KENYA – In efforts to cultivate robust and progressive tea regulations that will steer the tea industry well into the future, the government of Kenya has unveiled the final draft of regulation that will govern activities around one of the country’s top export earner.
The final draft regulations, which were presented by the Cabinet Secretary (CS) in the Ministry Of Agriculture, Livestock, Fisheries And Cooperatives, Peter Munya seek to improve the management of the tea value chain with a view to improving operational efficiencies of various actors and guarantee better earnings for the tea farmers.
Among the challenges that the reforms seek to eradicate include corruption, exploitation of farmers, conflict of interest in the management of tea value chain, diminished earnings for farmers, inefficiencies in the tea value chain, lack of transparency as well as the problem of low value addition of Kenyan tea destined for export.
CS Peter Munya said that the draft tea regulations draw on an in-depth analysis of the systemic problems facing the tea value chain, plausible regulatory remedies for the problems and considerations made by various stakeholders.
According to the CS, the new regulations have incorporated some of the submissions from stakeholders submitted during a 14-day stakeholder consultation process that was initiated on 16th April 2020.
“Some of these submissions have already been incorporated into the final regulations while policy and legislative proposals together with the others I announced earlier will be pursued and implemented through appropriate policy, legislative and administrative actions as communicated to the public then on 16th April 2020,” he said.
Key highlights of the final regulations
The new Tea Regulations require all teas processed and manufactured in Kenya for the export market (with exception of orthodox and purple teas) be offered for sale exclusively at the auction floor. Consequently, the sale of tea by private treaty has been outlawed.
In addition, any tea not sold at the auction shall be relisted for sale during the subsequent auction in a move that also requires all buyers at the auction, prior to the auction submit to the authority a performance bond equivalent to 10% of the estimated value of the tea or teas they intend to buy at the auction.
The new regulations also require tea buyers to pay in full the value of tea they have won at auction before collecting the tea.
According to the new regulations, all tea factory limited companies will have to be registered and enlisted with the authority and the auction organizer in order for them to participate in the tea auction directly.
“Management agency service providers or other service providers shall not register and/or enlist at the auction on behalf of tea factory limited companies,” the draft regulations read in part.
To address the governance challenges embedded in the tea value chain, the management agent agreement between a smallholder tea company and the management agent will henceforth run for a period of 5 years.
In addition, the regulation propose that a director or affiliate of a management service agency provider shall not serve as a director or have any direct commercial relationship with the smallholder tea factory limited company they offer the management agency service.
“Directors for smallholder tea factory limited companies shall be elected through a democratic process and serve for a term of three (3) years renewable once.
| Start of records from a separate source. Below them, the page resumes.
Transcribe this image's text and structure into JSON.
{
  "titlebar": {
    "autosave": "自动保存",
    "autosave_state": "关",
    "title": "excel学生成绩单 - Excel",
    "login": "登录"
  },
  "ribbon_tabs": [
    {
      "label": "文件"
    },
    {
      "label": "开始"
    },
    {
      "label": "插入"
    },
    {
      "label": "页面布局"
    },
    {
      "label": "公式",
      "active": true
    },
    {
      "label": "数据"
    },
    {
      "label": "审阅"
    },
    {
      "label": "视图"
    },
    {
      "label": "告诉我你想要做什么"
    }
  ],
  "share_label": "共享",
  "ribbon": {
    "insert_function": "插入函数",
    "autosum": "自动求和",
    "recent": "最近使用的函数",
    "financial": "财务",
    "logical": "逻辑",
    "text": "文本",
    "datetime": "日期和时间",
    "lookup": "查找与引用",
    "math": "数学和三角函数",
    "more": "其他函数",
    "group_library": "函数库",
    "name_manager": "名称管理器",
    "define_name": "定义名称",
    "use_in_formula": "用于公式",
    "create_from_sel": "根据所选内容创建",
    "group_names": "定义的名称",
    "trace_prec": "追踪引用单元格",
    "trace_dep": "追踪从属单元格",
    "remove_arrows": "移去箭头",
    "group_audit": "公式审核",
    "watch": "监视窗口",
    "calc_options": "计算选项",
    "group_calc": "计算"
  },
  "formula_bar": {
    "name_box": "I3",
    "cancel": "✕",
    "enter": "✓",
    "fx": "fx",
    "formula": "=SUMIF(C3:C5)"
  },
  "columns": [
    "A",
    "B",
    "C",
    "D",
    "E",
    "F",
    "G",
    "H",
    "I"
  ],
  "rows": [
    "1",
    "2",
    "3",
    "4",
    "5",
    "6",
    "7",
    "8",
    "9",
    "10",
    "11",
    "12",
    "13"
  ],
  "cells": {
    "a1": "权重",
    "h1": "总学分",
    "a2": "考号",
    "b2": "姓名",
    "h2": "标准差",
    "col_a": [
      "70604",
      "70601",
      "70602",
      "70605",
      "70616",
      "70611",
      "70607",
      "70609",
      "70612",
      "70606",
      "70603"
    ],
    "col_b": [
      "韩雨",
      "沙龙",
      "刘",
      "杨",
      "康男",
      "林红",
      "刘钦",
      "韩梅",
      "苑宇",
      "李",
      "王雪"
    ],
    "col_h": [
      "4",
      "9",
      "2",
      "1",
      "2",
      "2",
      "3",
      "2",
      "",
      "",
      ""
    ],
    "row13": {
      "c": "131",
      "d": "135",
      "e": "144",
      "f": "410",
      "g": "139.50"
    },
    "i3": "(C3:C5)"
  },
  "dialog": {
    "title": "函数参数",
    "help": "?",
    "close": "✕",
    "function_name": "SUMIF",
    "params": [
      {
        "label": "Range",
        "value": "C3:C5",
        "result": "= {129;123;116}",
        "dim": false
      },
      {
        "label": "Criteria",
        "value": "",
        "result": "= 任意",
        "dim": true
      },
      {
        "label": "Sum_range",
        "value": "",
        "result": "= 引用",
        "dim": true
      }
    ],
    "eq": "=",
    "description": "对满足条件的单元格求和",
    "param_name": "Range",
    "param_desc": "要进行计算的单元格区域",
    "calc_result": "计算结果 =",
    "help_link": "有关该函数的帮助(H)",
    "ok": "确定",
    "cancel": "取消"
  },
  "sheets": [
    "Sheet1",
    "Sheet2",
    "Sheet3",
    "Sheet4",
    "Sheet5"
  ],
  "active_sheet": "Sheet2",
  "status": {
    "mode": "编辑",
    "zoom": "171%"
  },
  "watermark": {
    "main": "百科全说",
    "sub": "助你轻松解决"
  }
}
Election of directors for smallholder tea factory limited companies shall ensure compliance with one-third gender rule during election and membership of the directors,” the draft copy additionally highlights.
Upon commencement of the regulations, new registered tea brokers will be restricted to offer tea brokerage services to a maximum of 15 tea companies with the total fees for tea brokers at the auction restricted within 0.75% of the gross value of tea sold divided amongst tea companies/farmers and tea buyers at 0.2% and 0.55% respectively.
Subsequently, farmers shall within thirty days of receipt of the proceeds of the sale be paid farmers at least 50% of the payment due for green tea delivered every month.
The new regulations follows President Uhuru Kenyatta’s directives issued in January this year, calling for sector wide policy, administrative and regulatory reforms targeted at operational efficiency improvements in the entire tea value chain seeking to save the sector from the underwhelming and adverse cascading impact on the macro economy.
“These regulations have particularly sought to rebalance power and influence wielded by various value chain players, reduce unnecessary cost burdens imposed on vulnerable tea farmers; and guarantee better and decent returns on tea farmers’ labour,” CS Peter Munya said.
“In addition, these regulations will significantly improve productivity and efficiency in the tea value chain, create transparency and accountability among various value chain actors including auction organizers, improve competitiveness of our tea exports in the international market and generate more earnings to the country and farmers from tea exports.”